**Supplied data**
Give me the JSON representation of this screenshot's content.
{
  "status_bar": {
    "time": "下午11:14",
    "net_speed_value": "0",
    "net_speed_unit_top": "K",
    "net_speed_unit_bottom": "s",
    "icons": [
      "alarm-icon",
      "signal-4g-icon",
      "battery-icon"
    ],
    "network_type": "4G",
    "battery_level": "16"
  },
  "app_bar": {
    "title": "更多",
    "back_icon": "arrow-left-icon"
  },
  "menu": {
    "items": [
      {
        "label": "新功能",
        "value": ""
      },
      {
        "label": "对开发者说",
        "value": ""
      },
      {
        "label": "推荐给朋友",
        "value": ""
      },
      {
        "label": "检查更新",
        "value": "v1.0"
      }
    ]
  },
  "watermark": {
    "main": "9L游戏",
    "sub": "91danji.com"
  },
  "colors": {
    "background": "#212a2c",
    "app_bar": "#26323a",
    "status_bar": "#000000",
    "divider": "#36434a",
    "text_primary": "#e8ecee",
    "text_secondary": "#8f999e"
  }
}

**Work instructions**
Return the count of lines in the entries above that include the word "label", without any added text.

**Solution to this exercise**
4